**Problem to work on**
How many lines below contain the word "задания"? Reply solely with the number.

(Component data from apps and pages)

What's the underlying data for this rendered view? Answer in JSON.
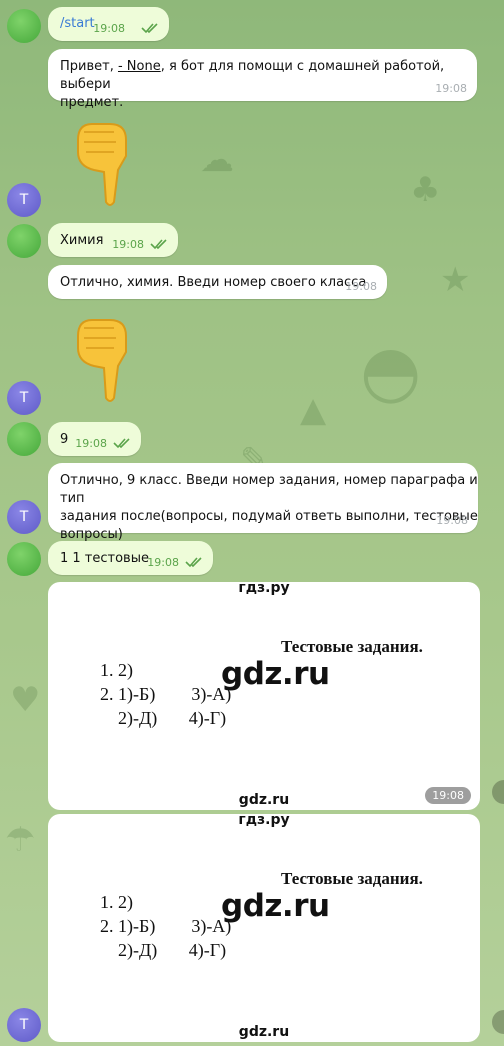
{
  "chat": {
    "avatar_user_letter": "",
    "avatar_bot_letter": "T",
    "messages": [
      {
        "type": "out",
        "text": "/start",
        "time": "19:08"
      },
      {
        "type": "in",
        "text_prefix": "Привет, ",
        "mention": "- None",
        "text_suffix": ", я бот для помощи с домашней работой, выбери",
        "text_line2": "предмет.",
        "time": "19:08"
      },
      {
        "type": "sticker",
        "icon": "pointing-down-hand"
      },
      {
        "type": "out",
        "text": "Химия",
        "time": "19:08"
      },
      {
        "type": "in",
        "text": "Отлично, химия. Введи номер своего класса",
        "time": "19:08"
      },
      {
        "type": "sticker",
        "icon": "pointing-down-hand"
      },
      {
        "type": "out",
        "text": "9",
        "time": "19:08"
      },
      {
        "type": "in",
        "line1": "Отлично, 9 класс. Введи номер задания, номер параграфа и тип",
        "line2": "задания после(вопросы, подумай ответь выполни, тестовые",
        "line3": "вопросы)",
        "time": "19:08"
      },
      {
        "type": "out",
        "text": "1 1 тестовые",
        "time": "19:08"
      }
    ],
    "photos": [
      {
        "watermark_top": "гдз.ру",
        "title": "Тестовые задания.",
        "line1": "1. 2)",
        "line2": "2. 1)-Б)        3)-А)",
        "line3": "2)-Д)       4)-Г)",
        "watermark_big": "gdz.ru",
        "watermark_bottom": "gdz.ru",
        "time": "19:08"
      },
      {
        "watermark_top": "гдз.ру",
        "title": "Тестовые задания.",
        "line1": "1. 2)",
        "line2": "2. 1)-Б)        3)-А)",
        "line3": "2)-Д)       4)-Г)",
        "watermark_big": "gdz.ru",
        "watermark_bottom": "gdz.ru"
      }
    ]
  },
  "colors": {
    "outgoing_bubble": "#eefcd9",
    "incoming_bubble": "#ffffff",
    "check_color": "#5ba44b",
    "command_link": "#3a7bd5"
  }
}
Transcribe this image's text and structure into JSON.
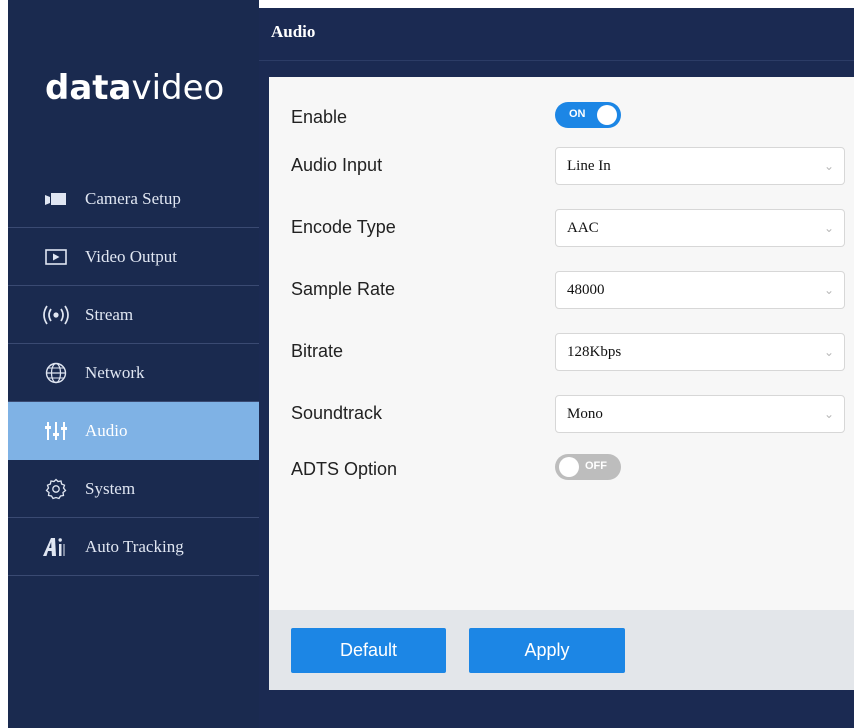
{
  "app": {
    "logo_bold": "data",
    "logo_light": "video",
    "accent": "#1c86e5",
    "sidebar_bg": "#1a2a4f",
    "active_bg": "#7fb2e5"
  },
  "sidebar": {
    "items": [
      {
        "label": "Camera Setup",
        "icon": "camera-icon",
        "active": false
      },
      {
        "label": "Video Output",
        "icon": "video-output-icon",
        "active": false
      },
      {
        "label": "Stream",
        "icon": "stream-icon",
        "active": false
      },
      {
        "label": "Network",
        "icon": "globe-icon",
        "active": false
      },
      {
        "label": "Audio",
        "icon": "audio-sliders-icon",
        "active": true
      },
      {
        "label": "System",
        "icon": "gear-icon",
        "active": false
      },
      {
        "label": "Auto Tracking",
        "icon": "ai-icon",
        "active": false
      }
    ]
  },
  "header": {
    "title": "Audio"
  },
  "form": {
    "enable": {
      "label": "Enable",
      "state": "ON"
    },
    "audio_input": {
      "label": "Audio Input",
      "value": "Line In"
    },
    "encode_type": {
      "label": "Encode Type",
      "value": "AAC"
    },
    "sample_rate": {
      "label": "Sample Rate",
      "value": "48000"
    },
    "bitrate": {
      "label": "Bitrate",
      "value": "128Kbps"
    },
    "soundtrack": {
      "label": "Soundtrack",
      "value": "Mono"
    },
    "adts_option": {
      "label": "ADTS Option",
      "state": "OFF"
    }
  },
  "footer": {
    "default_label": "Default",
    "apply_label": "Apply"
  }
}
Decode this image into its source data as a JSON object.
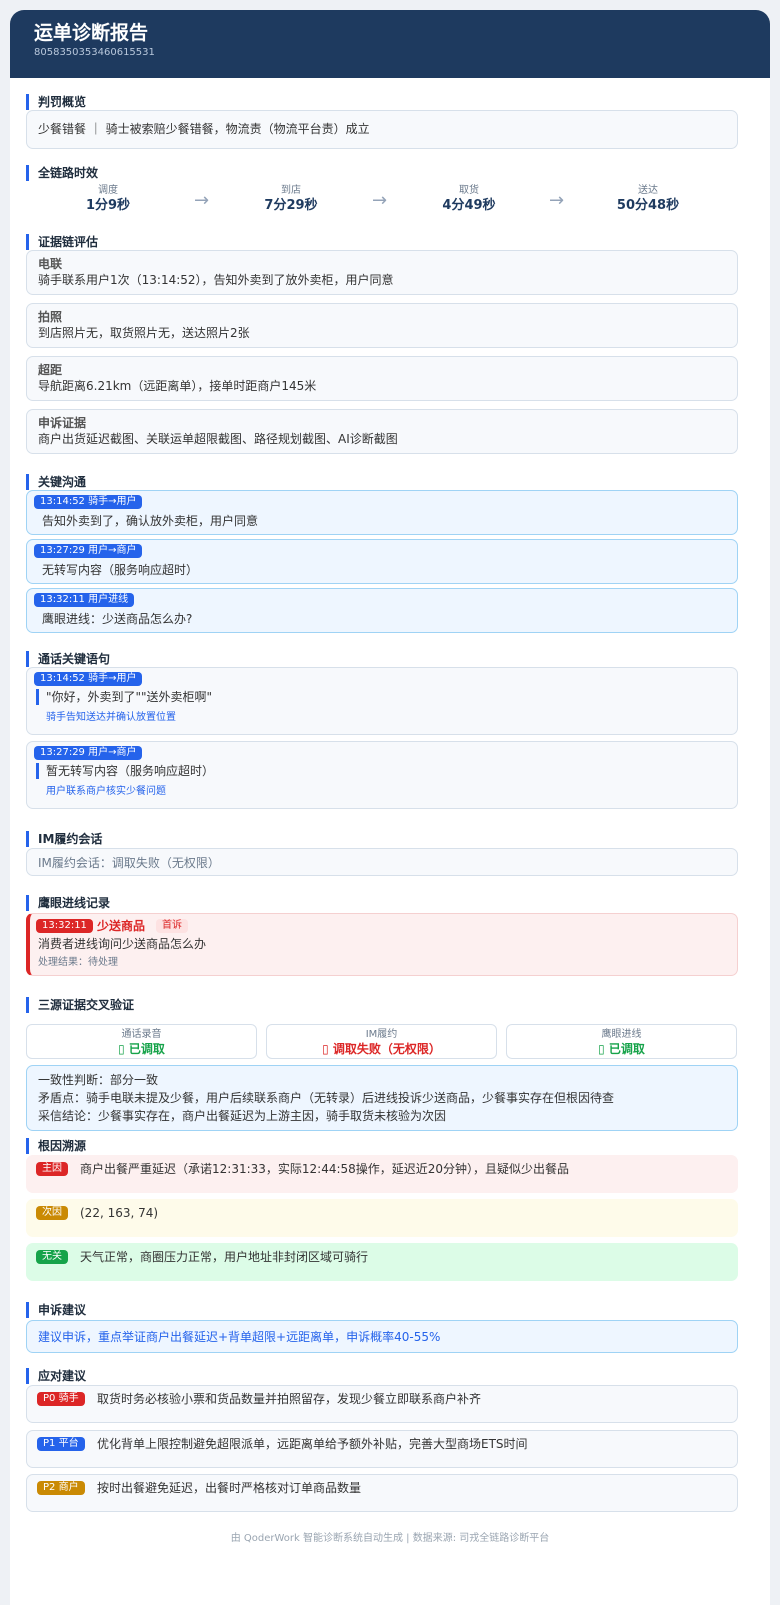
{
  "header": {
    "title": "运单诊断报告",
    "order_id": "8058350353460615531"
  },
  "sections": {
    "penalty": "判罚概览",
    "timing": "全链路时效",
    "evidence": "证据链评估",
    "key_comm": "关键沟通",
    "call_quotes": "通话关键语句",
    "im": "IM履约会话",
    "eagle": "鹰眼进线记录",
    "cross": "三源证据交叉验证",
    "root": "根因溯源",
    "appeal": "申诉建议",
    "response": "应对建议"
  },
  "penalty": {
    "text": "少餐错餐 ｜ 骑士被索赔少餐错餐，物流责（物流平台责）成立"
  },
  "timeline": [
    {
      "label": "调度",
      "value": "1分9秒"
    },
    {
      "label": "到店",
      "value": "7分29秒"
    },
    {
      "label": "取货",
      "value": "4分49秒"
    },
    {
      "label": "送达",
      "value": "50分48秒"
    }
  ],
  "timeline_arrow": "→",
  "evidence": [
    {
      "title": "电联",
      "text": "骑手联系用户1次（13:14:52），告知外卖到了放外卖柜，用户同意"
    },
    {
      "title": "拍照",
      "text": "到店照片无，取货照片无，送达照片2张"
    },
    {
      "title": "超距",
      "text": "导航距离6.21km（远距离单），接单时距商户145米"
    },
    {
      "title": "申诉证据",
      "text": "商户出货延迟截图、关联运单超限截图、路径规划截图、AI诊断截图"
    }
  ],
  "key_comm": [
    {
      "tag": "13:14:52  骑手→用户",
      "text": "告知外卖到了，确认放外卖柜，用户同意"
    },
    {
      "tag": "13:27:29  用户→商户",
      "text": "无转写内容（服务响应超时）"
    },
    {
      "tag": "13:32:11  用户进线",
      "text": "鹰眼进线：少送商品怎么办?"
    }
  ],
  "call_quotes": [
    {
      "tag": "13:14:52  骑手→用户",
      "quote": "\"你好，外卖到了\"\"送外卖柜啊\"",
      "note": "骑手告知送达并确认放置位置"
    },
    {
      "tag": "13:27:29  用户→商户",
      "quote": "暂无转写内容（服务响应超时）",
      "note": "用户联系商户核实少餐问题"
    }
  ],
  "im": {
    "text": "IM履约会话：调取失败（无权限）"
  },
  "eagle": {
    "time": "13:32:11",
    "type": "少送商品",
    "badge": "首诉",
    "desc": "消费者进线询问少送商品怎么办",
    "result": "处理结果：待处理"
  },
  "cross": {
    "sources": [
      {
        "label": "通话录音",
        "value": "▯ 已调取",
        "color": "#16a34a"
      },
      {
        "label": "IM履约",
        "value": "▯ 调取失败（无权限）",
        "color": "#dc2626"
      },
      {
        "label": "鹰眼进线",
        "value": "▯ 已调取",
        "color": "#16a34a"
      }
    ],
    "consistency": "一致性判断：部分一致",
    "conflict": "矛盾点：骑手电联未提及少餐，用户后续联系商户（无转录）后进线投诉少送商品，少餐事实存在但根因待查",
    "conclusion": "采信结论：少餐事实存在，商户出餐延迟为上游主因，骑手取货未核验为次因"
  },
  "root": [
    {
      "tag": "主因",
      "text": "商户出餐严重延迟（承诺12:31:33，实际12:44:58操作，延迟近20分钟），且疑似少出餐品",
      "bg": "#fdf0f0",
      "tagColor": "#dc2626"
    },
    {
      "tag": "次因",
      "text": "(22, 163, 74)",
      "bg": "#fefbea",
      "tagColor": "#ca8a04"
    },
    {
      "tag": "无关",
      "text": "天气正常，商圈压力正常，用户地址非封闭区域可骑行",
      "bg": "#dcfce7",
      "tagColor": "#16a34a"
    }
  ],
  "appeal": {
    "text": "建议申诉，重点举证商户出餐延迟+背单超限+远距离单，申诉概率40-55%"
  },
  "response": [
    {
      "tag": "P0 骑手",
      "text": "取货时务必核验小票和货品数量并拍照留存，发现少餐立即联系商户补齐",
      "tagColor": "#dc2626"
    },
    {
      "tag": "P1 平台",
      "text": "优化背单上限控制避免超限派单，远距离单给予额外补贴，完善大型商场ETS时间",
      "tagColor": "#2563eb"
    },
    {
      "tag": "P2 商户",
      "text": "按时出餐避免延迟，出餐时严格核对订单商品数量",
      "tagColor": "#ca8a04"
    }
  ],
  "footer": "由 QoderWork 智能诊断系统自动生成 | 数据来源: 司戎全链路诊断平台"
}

**Response to this exercise**
4